ASSIGNED TASK →
Extract every line from the records below that contains the word "progress".

Stored items:

◇ ◇ ◇ ◇ ◇

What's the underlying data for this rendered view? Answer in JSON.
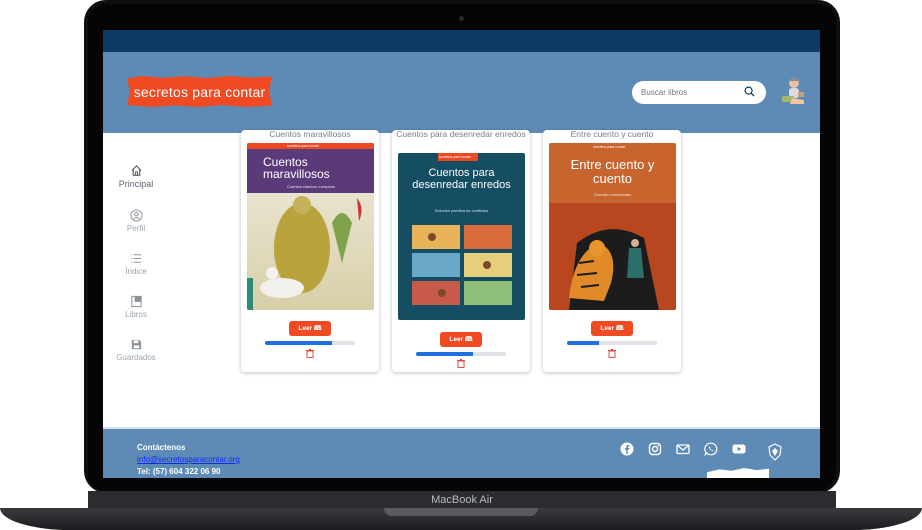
{
  "device": {
    "label": "MacBook Air"
  },
  "header": {
    "logo_text": "secretos para contar",
    "search_placeholder": "Buscar libros"
  },
  "sidebar": {
    "items": [
      {
        "label": "Principal",
        "icon": "home-icon",
        "active": true
      },
      {
        "label": "Perfil",
        "icon": "profile-icon",
        "active": false
      },
      {
        "label": "Índice",
        "icon": "list-icon",
        "active": false
      },
      {
        "label": "Libros",
        "icon": "book-icon",
        "active": false
      },
      {
        "label": "Guardados",
        "icon": "save-icon",
        "active": false
      }
    ]
  },
  "books": [
    {
      "title": "Cuentos maravillosos",
      "cover_title": "Cuentos maravillosos",
      "cover_subtitle": "Cuentos clásicos europeos",
      "series": "secretos para contar",
      "read_label": "Leer 🕮",
      "progress": 0.74
    },
    {
      "title": "Cuentos para desenredar enredos",
      "cover_title": "Cuentos para desenredar enredos",
      "cover_subtitle": "Solución pacífica de conflictos",
      "series": "secretos para contar",
      "read_label": "Leer 🕮",
      "progress": 0.63
    },
    {
      "title": "Entre cuento y cuento",
      "cover_title": "Entre cuento y cuento",
      "cover_subtitle": "Grandes narraciones",
      "series": "secretos para contar",
      "read_label": "Leer 🕮",
      "progress": 0.35
    }
  ],
  "footer": {
    "contact_title": "Contáctenos",
    "email": "info@secretosparacontar.org",
    "phone": "Tel: (57) 604 322 06 90",
    "social": [
      "facebook-icon",
      "instagram-icon",
      "mail-icon",
      "whatsapp-icon",
      "youtube-icon"
    ]
  },
  "colors": {
    "brand": "#f04a23",
    "header": "#5e8bb6",
    "topbar": "#0f3a63",
    "progress": "#1f6fe0"
  }
}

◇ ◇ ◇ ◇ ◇

SOLUTION TO THIS TASK →
      "progress": 0.74
      "progress": 0.63
      "progress": 0.35
    "progress": "#1f6fe0"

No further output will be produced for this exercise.